SOLOMON: "Heroes" Depend on Priorities of Media Spin
Right now, Mark McGwire is the ultimate American hero -- and Bill Clinton is almost a media zero.For years, much of the Washington press corps fawned over President Clinton. Now, as his unsteady fall from media grace turns into a high-speed plunge, journalists are standing back and waiting for him to hit bottom.The day after McGwire set a record with his 62nd home run, three dozen file boxes -- filled with Kenneth Starr's case against the president -- reached Capitol Hill. Their arrival dramatized how Clinton's fortunes have changed.In the presidential tradition, Clinton spent years basking in the glow of flattering media coverage.

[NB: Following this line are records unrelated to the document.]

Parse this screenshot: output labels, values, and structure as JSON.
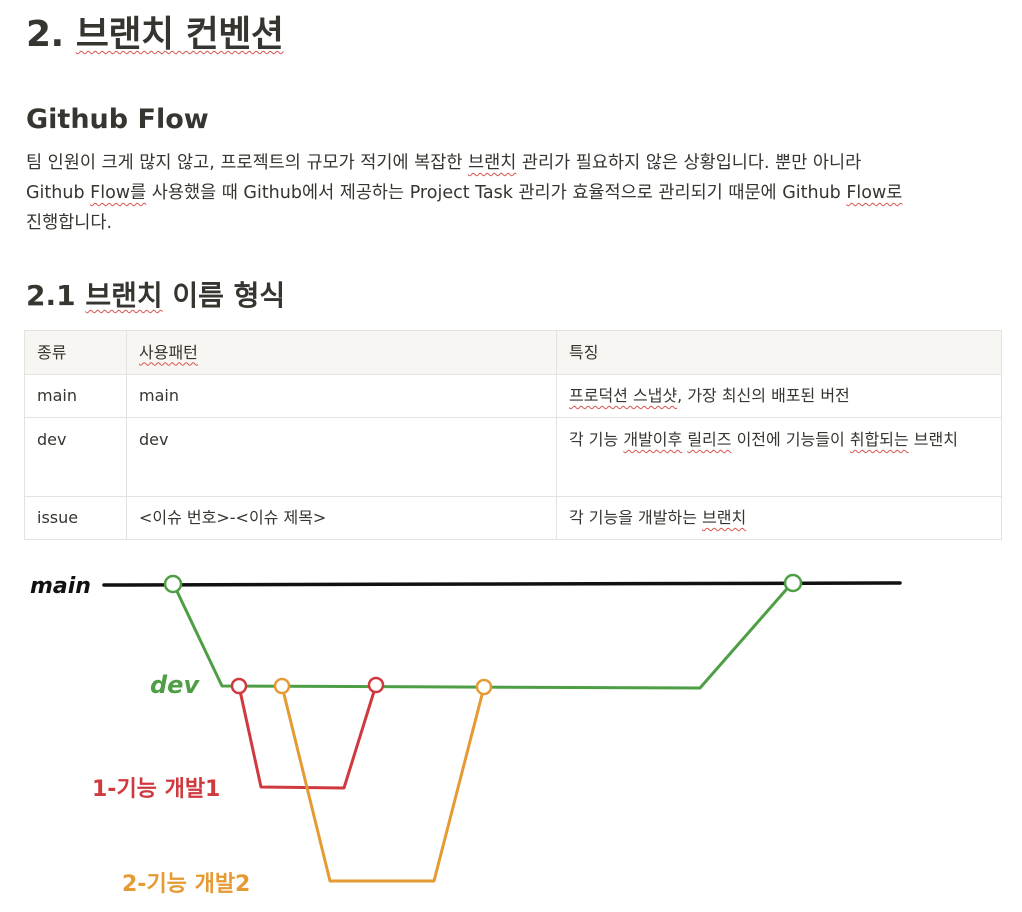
{
  "heading": {
    "number": "2.",
    "text": "브랜치 컨벤션"
  },
  "section": {
    "title": "Github Flow"
  },
  "paragraph": {
    "p1": "팀 인원이 크게 많지 않고, 프로젝트의 규모가 적기에 복잡한 ",
    "p2": "브랜치",
    "p3": " 관리가 필요하지 않은 상황입니다. 뿐만 아니라 Github ",
    "p4": "Flow를",
    "p5": " 사용했을 때 Github에서 제공하는 Project Task 관리가 효율적으로 관리되기 때문에 Github ",
    "p6": "Flow로",
    "p7": " 진행합니다."
  },
  "subsection": {
    "number": "2.1",
    "text_a": "브랜치",
    "text_b": " 이름 형식"
  },
  "table": {
    "headers": [
      "종류",
      "사용패턴",
      "특징"
    ],
    "rows": [
      {
        "type": "main",
        "pattern": "main",
        "desc_a": "프로덕션 스냅샷",
        "desc_b": ", 가장 최신의 배포된 버전"
      },
      {
        "type": "dev",
        "pattern": "dev",
        "desc_a": "각 기능 ",
        "desc_b": "개발이후",
        "desc_c": " ",
        "desc_d": "릴리즈",
        "desc_e": " 이전에 기능들이 ",
        "desc_f": "취합되는",
        "desc_g": " 브랜치"
      },
      {
        "type": "issue",
        "pattern": "<이슈 번호>-<이슈 제목>",
        "desc_a": "각 기능을 개발하는 ",
        "desc_b": "브랜치"
      }
    ]
  },
  "diagram": {
    "labels": {
      "main": "main",
      "dev": "dev",
      "feature1": "1-기능  개발1",
      "feature2": "2-기능  개발2"
    },
    "colors": {
      "main": "#111111",
      "dev": "#4e9e45",
      "feature1": "#cf3a3f",
      "feature2": "#e59a34"
    }
  }
}
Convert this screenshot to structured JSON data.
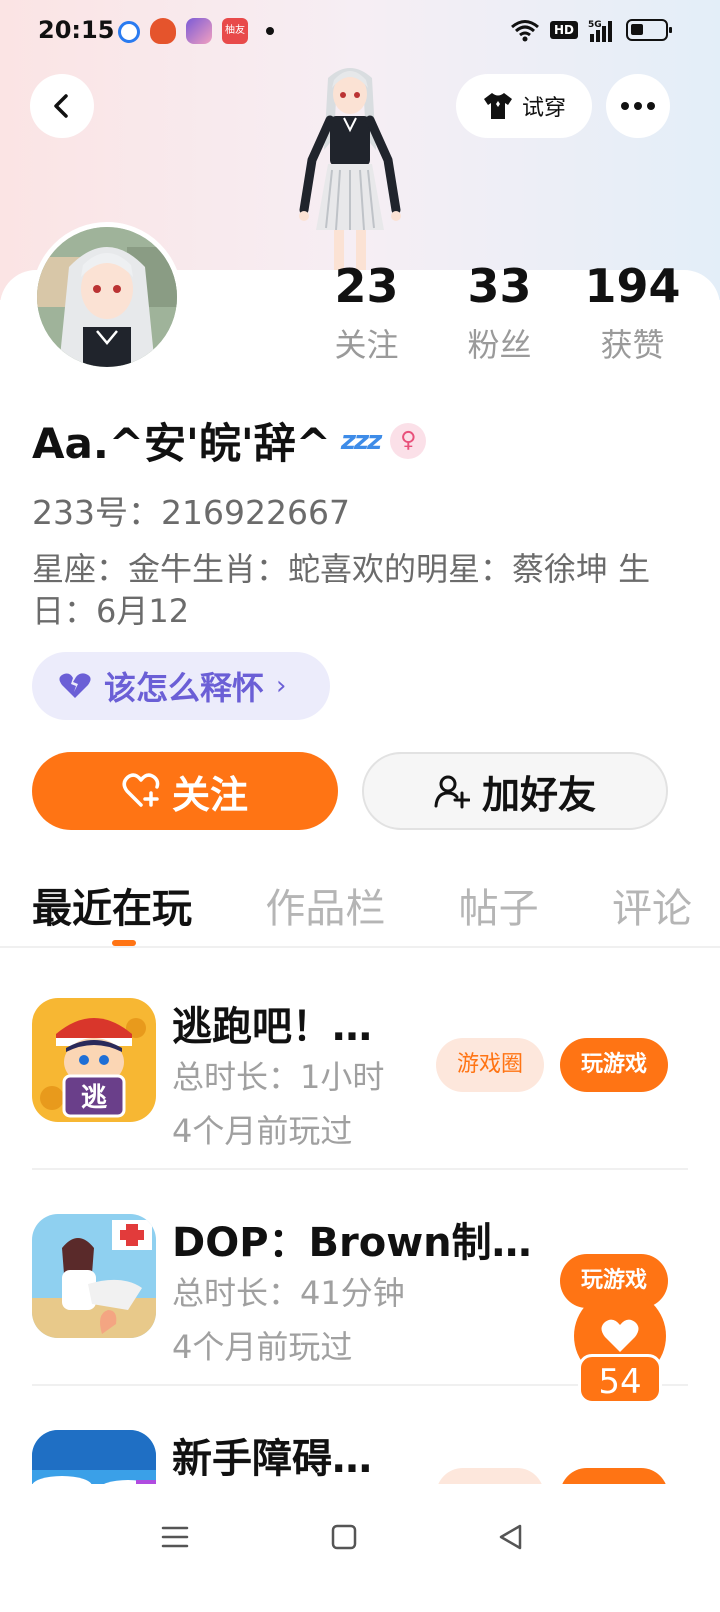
{
  "status_bar": {
    "time": "20:15",
    "notif4_label": "柚友",
    "network": "5G",
    "hd": "HD"
  },
  "header": {
    "tryon_label": "试穿"
  },
  "profile": {
    "stats": [
      {
        "value": "23",
        "label": "关注"
      },
      {
        "value": "33",
        "label": "粉丝"
      },
      {
        "value": "194",
        "label": "获赞"
      }
    ],
    "name": "Aa.^安'皖'辞^",
    "zzz": "zzz",
    "gender_symbol": "♀",
    "id_line": "233号：216922667",
    "bio": "星座：金牛生肖：蛇喜欢的明星：蔡徐坤  生日：6月12",
    "mood": "该怎么释怀",
    "mood_chevron": "›"
  },
  "actions": {
    "follow": "关注",
    "add_friend": "加好友"
  },
  "tabs": [
    {
      "label": "最近在玩",
      "active": true
    },
    {
      "label": "作品栏"
    },
    {
      "label": "帖子"
    },
    {
      "label": "评论"
    }
  ],
  "games": [
    {
      "title": "逃跑吧！…",
      "duration": "总时长：1小时",
      "last_played": "4个月前玩过",
      "circle_label": "游戏圈",
      "play_label": "玩游戏",
      "icon_char": "逃"
    },
    {
      "title": "DOP：Brown制…",
      "duration": "总时长：41分钟",
      "last_played": "4个月前玩过",
      "play_label": "玩游戏"
    },
    {
      "title": "新手障碍…"
    }
  ],
  "like": {
    "count": "54"
  },
  "colors": {
    "accent": "#ff7414",
    "mood_bg": "#ececfb",
    "mood_text": "#6b5fd6"
  }
}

Like George Bush and Ronald Reagan before him, Clinton took pleasure in socializing with elites and serving their economic interests.When this year began, the Gallup polling organization found that Americans admired Clinton more than any other man "living in the world today." Such media-fed idolatry is longstanding: "The Gallup Poll has tracked America's choice of most admired men and women since 1946 and finds that in almost every year, the sitting U.S. president has emerged as the most admired man."A president's loyalty to upper-class economic agendas has rarely caused alarm among reporters and media commentators. Generally, the guy in the Oval Office ingratiates himself with the hierarchies of major news media by maintaining policies that enrich the already rich at the expense of the rest of us.The distance between media coverage of inside-the-Beltway politics and inside-the-ballpark heroics may be a lot shorter than we usually assume. A common denominator is reverence for the aura of wealth.News coverage routinely celebrates great athletes -- as well as popular entertainers, clever entrepreneurs and successful investors -- whose merits seem to be verified by huge incomes. In the nation's current pantheon of heroes, the people on pedestals are almost always rich.Their achievements may be awesome. But we're inclined to become so transfixed with the exceptional that we lose perspective.Mark McGwire's nearest rival in the home-run chase, Sammy Sosa, grew up poor in the Dominican Republic. Two years ago, he signed a contract with the Chicago Cubs for $42.5 million. Now he, too, is a new American hero.Rags-to-riches stories are apt to have tremendous appeal. Telling us of virtues rewarded and dreams fulfilled, they offer a kind of vindication -- not so much for the individual as for our society as a whole. Like the advertisements that portray the joys of lotto jackpot winners, these tales are supposed to be reassuring. They focus on what is gloriously true: for a few.We keep hearing about some dreams -- of career advancement, wealth, fame, glamor -- the sort of aims underscored by heroes on glossy magazine covers. We're invited to appreciate, from afar, the lives of athletes and entertainers with eight-figure contracts, or investors with holdings worth billions.Yet we hear little about some dreams that run deep and wide. For instance, millions of Americans are eager for a process of social justice to reduce the extreme inequities that pervade our economic system.Such dreams embrace those who are striving for economic justice, whether in union organizing drives or on picket lines or in a variety of protest activities.Meanwhile, many women with scant financial resources are struggling, heroically, to raise their kids -- while comfortable pundits and politicians cheer for an end to "welfare dependency."A few days ago, the Guardian newspaper in London marked 40 years since the publication of John Kenneth Galbraith's classic book "The Affluent Society." The paper printed a new essay by Galbraith, who observed that "affluence in the advanced countries is still a highly unequal thing."Galbraith added: "As people become fortunate in their personal well-being, and as countries become similarly fortunate, there is a common tendency to ignore the poor, or to develop some rationalization for the good fortune of the fortunate. Responsibility is assigned to the poor themselves."And, Galbraith lamented, "The fortunate individuals and countries enjoy their well-being without the burden of conscience, without a troublesome sense of responsibility."We need some different kinds of heroes.